Not surprisingly, Malaysian government officials reacted angrily to the Human Rights Watch report. Human Resources Minister Fong Chan On defended the lack of regulations covering domestic workers, declaring: “The issue of not being protected by the law does not exist. They have a choice to leave the country if they feel they are not protected. We believe in a free market operation and the Indonesian maids are here on a ‘willing buyer, willing seller’ basis. No one is forced to work here against their will.”
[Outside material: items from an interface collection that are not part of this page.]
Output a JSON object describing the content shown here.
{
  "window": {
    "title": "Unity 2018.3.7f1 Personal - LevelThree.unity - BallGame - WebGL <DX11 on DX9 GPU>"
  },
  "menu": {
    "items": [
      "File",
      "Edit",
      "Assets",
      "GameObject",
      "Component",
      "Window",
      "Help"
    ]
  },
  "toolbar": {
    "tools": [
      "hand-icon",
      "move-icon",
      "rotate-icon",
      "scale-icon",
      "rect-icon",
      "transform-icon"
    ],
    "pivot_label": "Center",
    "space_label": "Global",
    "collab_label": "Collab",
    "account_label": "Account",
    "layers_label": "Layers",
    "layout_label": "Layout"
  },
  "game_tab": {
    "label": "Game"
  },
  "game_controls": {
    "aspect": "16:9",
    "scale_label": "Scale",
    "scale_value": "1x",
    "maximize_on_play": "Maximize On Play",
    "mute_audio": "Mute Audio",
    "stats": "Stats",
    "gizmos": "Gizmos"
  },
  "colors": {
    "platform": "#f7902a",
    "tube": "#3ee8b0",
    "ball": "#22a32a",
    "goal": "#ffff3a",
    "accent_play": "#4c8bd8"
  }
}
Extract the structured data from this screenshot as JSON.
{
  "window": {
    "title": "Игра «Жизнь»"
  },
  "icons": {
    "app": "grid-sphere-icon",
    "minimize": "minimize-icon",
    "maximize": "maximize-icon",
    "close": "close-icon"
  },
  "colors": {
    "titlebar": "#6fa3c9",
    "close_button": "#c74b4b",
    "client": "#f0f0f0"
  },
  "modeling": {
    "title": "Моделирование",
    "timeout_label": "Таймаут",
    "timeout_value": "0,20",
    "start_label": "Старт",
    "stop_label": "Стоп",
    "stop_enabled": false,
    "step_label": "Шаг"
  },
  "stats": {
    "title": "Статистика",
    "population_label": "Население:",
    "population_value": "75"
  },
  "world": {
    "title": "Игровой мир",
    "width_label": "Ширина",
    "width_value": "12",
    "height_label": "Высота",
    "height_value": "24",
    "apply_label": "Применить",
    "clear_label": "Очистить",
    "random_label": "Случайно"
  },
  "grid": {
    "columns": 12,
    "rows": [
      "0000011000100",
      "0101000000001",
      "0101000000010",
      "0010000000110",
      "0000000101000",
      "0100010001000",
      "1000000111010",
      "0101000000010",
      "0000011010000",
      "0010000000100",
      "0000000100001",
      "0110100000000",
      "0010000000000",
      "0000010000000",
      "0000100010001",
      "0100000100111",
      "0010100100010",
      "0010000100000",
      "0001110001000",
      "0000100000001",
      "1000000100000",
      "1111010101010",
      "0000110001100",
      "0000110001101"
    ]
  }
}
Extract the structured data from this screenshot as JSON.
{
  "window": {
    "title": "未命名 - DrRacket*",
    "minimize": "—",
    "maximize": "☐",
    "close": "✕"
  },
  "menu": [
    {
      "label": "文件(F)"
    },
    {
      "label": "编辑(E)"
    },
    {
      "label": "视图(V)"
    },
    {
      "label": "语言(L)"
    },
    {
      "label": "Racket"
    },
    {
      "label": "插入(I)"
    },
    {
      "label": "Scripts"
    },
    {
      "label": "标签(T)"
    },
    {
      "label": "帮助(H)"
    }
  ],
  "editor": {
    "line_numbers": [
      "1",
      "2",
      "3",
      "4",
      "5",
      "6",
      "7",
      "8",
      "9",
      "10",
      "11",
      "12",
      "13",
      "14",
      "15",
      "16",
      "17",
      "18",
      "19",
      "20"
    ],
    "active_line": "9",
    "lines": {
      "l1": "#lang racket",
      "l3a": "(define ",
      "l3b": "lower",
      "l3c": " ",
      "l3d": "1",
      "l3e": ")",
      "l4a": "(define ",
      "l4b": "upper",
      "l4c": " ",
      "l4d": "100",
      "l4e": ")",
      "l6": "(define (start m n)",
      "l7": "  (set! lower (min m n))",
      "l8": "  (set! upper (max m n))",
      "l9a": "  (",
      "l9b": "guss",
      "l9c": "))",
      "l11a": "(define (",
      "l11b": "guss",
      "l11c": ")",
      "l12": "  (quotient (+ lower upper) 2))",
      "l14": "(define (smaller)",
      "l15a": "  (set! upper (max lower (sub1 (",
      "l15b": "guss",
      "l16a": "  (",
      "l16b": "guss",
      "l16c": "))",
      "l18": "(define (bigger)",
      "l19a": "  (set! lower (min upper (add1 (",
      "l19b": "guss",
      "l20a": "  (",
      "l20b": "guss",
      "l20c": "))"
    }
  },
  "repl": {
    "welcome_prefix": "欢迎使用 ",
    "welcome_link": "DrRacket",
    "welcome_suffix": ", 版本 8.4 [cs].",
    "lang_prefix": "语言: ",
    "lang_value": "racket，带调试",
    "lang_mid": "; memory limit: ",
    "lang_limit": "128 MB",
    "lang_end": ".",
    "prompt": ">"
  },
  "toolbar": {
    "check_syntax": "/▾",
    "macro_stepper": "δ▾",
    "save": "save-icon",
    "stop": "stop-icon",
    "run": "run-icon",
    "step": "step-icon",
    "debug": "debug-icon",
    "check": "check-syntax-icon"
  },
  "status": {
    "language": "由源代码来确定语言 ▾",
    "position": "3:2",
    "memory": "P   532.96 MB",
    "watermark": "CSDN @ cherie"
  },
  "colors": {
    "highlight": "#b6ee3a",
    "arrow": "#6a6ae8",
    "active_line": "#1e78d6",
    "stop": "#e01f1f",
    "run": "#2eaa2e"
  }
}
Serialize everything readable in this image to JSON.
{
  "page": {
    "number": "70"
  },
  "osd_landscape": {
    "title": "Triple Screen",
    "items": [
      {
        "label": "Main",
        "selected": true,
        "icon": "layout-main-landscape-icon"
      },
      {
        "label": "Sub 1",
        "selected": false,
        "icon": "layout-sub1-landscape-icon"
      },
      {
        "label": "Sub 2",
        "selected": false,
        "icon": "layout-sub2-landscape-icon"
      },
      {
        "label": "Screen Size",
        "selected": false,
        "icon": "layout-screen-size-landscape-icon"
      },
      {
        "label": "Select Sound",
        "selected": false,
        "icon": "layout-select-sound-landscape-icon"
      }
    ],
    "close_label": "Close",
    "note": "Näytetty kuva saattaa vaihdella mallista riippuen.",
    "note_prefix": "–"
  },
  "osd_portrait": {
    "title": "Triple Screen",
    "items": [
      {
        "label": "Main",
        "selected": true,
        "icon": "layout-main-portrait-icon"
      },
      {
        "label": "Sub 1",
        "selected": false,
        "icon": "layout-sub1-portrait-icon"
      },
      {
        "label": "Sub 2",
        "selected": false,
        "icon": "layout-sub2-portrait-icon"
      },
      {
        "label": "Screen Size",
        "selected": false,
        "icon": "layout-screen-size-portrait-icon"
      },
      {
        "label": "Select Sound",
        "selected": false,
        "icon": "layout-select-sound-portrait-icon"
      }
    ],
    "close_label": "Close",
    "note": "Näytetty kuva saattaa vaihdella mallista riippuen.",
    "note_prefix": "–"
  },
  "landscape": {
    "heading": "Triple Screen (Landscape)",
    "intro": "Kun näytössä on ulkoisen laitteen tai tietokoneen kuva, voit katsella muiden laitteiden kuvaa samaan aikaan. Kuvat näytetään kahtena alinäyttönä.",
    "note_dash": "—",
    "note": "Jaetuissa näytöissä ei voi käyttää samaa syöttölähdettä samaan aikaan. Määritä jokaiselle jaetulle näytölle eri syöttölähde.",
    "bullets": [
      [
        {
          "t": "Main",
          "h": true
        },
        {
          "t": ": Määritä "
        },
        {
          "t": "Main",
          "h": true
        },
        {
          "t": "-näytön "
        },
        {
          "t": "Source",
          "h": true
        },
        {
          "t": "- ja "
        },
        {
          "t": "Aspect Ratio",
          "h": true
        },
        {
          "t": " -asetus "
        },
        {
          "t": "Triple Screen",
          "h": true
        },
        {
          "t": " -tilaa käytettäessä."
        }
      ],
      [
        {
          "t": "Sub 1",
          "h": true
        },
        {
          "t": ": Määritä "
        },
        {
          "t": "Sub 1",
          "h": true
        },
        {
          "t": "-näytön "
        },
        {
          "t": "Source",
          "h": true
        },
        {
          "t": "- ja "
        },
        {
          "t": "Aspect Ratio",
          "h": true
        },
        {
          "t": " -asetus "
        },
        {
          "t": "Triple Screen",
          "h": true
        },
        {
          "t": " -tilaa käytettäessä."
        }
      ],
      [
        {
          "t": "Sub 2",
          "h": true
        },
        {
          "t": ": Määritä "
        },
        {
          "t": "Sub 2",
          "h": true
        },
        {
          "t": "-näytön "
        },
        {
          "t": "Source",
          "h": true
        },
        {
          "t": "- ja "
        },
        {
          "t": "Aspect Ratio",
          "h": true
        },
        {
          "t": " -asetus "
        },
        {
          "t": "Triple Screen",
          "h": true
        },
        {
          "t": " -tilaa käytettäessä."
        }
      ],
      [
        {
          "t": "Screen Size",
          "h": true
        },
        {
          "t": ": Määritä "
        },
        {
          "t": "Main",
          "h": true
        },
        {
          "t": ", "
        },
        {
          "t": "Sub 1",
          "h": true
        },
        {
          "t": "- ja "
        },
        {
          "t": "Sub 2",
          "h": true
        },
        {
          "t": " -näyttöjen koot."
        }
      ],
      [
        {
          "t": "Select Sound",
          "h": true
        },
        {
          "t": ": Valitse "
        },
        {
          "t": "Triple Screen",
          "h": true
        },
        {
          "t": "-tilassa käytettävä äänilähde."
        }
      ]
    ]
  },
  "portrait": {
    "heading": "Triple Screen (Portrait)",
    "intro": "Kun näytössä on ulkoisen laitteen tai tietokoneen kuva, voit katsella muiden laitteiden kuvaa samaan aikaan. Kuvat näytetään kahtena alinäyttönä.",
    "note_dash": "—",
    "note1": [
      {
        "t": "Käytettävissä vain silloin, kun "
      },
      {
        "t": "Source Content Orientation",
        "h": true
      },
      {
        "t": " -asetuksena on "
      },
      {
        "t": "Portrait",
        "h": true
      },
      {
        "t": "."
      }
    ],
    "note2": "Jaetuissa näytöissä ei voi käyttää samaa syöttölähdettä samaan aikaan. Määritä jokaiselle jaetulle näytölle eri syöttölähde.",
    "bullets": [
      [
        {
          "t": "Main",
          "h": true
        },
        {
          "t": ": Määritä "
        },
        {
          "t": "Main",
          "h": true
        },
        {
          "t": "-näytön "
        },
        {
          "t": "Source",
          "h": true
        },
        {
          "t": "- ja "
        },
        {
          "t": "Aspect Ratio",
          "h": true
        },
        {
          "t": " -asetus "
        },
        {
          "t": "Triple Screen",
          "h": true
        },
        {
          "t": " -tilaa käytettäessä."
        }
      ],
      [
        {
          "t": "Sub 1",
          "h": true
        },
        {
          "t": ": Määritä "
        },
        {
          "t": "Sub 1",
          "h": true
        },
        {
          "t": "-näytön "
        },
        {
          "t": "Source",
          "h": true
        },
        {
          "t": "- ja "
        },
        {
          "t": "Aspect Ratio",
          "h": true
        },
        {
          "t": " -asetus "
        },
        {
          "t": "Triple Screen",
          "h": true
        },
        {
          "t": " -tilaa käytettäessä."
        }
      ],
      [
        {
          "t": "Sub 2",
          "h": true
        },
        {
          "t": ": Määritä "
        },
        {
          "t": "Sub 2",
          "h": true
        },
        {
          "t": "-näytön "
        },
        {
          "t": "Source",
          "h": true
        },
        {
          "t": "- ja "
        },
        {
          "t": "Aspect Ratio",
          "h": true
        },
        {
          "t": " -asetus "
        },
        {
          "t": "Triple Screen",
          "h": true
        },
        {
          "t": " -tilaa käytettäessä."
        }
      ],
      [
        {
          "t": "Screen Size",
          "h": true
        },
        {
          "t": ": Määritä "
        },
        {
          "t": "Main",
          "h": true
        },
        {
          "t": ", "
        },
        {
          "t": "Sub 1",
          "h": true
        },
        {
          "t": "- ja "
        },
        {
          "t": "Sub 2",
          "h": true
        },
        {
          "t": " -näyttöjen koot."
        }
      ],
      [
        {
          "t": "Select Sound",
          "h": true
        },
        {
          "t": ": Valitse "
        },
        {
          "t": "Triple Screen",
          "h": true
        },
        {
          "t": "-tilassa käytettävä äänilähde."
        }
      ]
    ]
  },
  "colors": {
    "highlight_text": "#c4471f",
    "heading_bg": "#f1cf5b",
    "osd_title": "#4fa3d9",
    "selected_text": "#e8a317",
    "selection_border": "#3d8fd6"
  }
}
What the report has revealed, however, is that from start to finish the process is anything but willing. It is the operation of the capitalist market in its most naked and exploitative form. Strictly speaking, the domestic workers are not slaves—they are not owned body and soul. But as indentured labour, they have virtually no control over their lives for the two years of their contract and no legal protection from physical and psychological abuse.
The position of Indonesian maids is even worse than their Filipino counterparts. The governments of Malaysia and the Philippines have negotiated a standard contract. Unlike Indonesians, Filipinos are entitled to a minimum wage of $US200 per month, one day off per week, a limit of 10 working hours per day, and payment of their wages in cash every month. Passports remain in the possession of the workers. The contract also stipulates that transport be provided to and from Malaysia, that workers have access to health care and employer assistance to send remittances to beneficiaries regularly.
There is no doubt that these contract conditions are flouted but they offer some minimal protection for workers from the Philippines. In the wake of the scandal surrounding the treatment of Nirmala Bonat, Indonesia and Malaysia are now negotiating an agreement on domestic workers. A Memorandum of Understanding (MoU) on labour migration was signed in May but specifically excluded Indonesians recruited as servants.
Indonesia’s overriding concern, however, will be to protect what is a highly lucrative export industry. Migrant labour is the country’s second largest source of foreign revenue, with remittances estimated to be worth $US5.5 billion annually. According to the government’s economic plan, the target for the period 1999-2003 was the export of 2.8 million contract workers. Jakarta is not about to insist on conditions that will do anything to jeopardise this trade.